For the last few weeks I've been writing contest-oriented posts, as Toastmasters International's Spring Contest season begins, and with it, the International Speech Contest, which annually produces a World Champion of Public Speaking. Prior posts include: Why Contests are the Best and Worst Events in Your Speaking Career, Why Does International Become Inspirational?, Are the Contests Fair?, and The Top 8 Ways to Guarantee Victory.
We're mid-contest season now folks. A lot of you have already had Area and Division Contests, and a lot of you have no doubt won, and are looking forward to the District Stage in May. Congratulations!
But...most of you LOST. Now what?
Don't Complain. I know - you were wronged by incompetent judges. You went just one second overtime, but were clearly the winner. The trophy went to the District Governor's wife, a brand-new member that everyone is now rooting for, or the same guy that wins every year just because he's 'that guy' - and they actually quoted the Starfish story.
As I said earlier in this series, life's not fair. But complaining won't get you anywhere, other than well-remembered next year for being such a whiner. Be gracious. Wait a few weeks. Go back to your speech script, or even better, the tape of your contest. You might be surprised to find out you weren't as good as you thought, and the winner wasn't as bad as you felt.
When I lost in 2004 at the Division Level, I felt ripped off, and let many folks know it. A few weeks later, I reviewed the tapes, and learned a lot about myself as a speaker, and finally allowed myself to accept some of the amazing things the winner did it their presentation. I apologized quickly to those I had complained to, and this loss began to pave the way for me to become a better student of speaking, and my eventual appearances on the Big Stage.
Allow Yourself to Feel Bad. It's OK. You put a lot of effort in. Your speech was all about your grandfather or son or mother, you hired a coach, and you had all the right gestures, eye contact, and humor, yet - it just didn't happen - perhaps for the first time, perhaps for the 7th consecutive year.
Been there, done that. I cried after not placing at the 2008 World Championship. I had had an amazingly stressful summer, been given some pretty bad news over the phone the day before the contest, and after the awards, I darted back to my hotel room and broke down (away, luckily, from the cameras of the documentary crew that was following us around that week...).
You don't have to feel THAT bad, of course, and many of you won't. In hindsight, I wish I'd had the presence of mind to stick around, talk to more people, and celebrate the victory of being there. But if you don't feel it, you just don't feel it, and that's OK. Take the time you need, get a milkshake or tub of Ben & Jerry's, and be miserable for an hour or two. But, to paraphrase Darren LaCroix - don't stay down too long.

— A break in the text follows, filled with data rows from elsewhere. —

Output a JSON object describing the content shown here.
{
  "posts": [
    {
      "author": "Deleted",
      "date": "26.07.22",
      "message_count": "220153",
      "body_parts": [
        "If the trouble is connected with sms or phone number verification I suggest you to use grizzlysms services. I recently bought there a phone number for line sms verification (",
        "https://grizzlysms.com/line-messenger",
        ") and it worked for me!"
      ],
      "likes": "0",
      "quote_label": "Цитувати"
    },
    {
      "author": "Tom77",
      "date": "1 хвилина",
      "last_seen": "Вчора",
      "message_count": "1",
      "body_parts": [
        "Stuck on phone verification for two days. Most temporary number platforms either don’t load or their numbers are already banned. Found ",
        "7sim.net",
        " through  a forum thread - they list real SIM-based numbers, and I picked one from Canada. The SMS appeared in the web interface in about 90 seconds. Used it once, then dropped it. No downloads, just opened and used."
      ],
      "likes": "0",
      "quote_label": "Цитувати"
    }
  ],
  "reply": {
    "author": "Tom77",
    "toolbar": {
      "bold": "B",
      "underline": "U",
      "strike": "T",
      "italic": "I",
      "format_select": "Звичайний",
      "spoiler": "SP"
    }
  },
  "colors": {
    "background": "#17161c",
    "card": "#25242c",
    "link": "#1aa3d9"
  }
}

Remember Why You're Here. Why are you in Toastmasters? When you joined, was speaking in a contest even on your radar? Or did you just want to become more comfortable in front of an audience? What have you accomplished since stepping into the meeting for the first time? Don't let the contest part of Toastmasters sour you on the organization. There are too many other things you can get out of being a member to allow that to happen. There are also too many people who need your help and experience to guide them on their journey for you to give it all up.
Plan Your Next Step. When is your next speech? What more can you do with the speech you have just given? What skills can you focus on to better prepare yourself, not just for the next contest, but for public speaking in general? Replace your goal of winning the contest with something new - the next award, running for district office, mentoring new Toastmasters, or simply doing better next year. When you start looking at where you want to win next, it's easier to leave today's loss behind.
My last contest loss was in 2009 - the last time I competed before club a few weeks ago. It was at the final Region I Conference, where I took second to the eventual 2nd runner up at the championship that year - Erick Rainey.
I had excuses I could hang my head on, sure. I had just won the year before, and not done well at the championship. I had been vocal in my opposition to Toastmaster's plan to do away with Region Conferences and change the nomination process for International Directors - and not always in the nicest way. To top it off, the documentary crew was following me there too, to see if I could create a redemption story - even tracking me down in the bathroom as I rehearsed into a mirror - not a great way to keep a low profile in an organization that can occasionally penalize for perceived overexposure.
It was a great loss. I had given a fantastic speech, but I knew Erick had pulled it off. Afterwards, instead of the negative emotions and actions that had followed previous year's 'failures', I felt good about myself, what my next steps were, and who I was as a speaker. I wasn't happy to lose, but I was no longer at the mercy of judges and their opinions for my self-worth. I understood the process, and redefined my goal that year to be one of having fun, giving a meaningful message, and no matter the trophy, winning anyway. Some of you might remember I did, in fact, leave TM after that. But not out of anger or frustration - I believed my future lay outside the organization. It didn't take long for me (and my wife) to realize TM was a place I enjoyed too much to leave in the rearview mirror - and I've worked since then to find my success both inside and outside the organization.
If you're still alive this contest season - that is terrific, and you probably don't want to even think about losing. But all but one of you eventually will. I encourage you to be ready to Win Anyway.